Wow, we're beginning another new year in the litigation support and electronic discovery industry. The good news is that the industry is still very strong and there are plenty of opportunities for newbies to join and thrive.
I was lucky enough to take two weeks vacation at the end of the year. I am returning to my day job today and I already know that I will be preparing to manage a new document review for a matter that just won't go away. We did a document review in 2010 and now, two years later, we have collected additional e-mail and we need to review it and then make productions to the government. Ah, yes, I love litigation cases, don't you?
This past year, I know of about 5 or 6 newbies that were successful in landing their first litigation support position. I am so excited for them and I enjoy hearing how they do in their first few months. The learning curve can be steep. Sometimes they are bored because they haven't been given any real work to do yet. Other times, I receive an e-mail where they share how excited they are to learn something new or how they did a good job on a project — to feel a part of the solution. As you can imagine, I love getting those e-mails.
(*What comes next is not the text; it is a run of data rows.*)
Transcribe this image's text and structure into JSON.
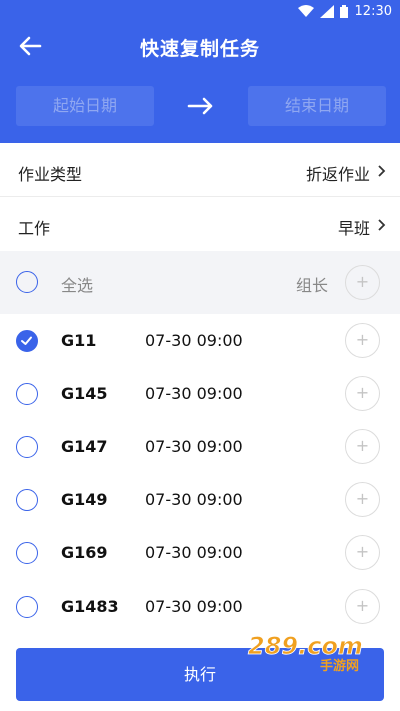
{
  "status": {
    "time": "12:30"
  },
  "header": {
    "title": "快速复制任务",
    "start_date_placeholder": "起始日期",
    "end_date_placeholder": "结束日期"
  },
  "form": {
    "job_type_label": "作业类型",
    "job_type_value": "折返作业",
    "work_label": "工作",
    "work_value": "早班"
  },
  "select_all": {
    "label": "全选",
    "group_leader": "组长",
    "plus": "+"
  },
  "trains": [
    {
      "train": "G11",
      "time": "07-30 09:00",
      "checked": true
    },
    {
      "train": "G145",
      "time": "07-30 09:00",
      "checked": false
    },
    {
      "train": "G147",
      "time": "07-30 09:00",
      "checked": false
    },
    {
      "train": "G149",
      "time": "07-30 09:00",
      "checked": false
    },
    {
      "train": "G169",
      "time": "07-30 09:00",
      "checked": false
    },
    {
      "train": "G1483",
      "time": "07-30 09:00",
      "checked": false
    }
  ],
  "plus_label": "+",
  "footer": {
    "execute_label": "执行"
  },
  "watermark": {
    "text": "289.com",
    "subtext": "手游网"
  },
  "colors": {
    "primary": "#3a63e9",
    "background": "#f3f4f7"
  }
}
I encourage the newbies to let me know if they have any questions while on the job if I can help point them in the right direction.
As with every new year, there are always discussions in our industry about whether some of our traditions will change or evolve and whether a new technology solution will make its way into the rules or into a high profile case in the courts. I don't spend much time thinking about these things. If it happens, I am excited, but I don't assume it will happen. Getting lawyers to change how they handle electronic discovery in a litigation case is very difficult. You know how it happens most of the time? A client tells them they must do it. I'm fine with that. I've learned not to be disappointed or annoyed if my suggestions are ignored and then magically accepted when the client dictates it.
I am looking forward to managing a few document reviews this year. I enjoy the workflow process and the interaction with the document reviewers. I will probably attend a few conferences this year, starting with LegalTech New York.
I hope that I will be able to help more newbies this year in one way or another. I have some exciting new things that I've been working on for Litigation Support Guru mentoring.
This week I start teaching another semester of Legal Technology in the paralegal studies program at Georgetown University. I have also been asked to teach the Advanced Litigation and Trial Technology course this semester which is part of the Litigation Technology and Legal Project Management curriculum.
I look forward to getting to know more of you throughout this year. Please leave a comment below and tell me what your plans are for the new year.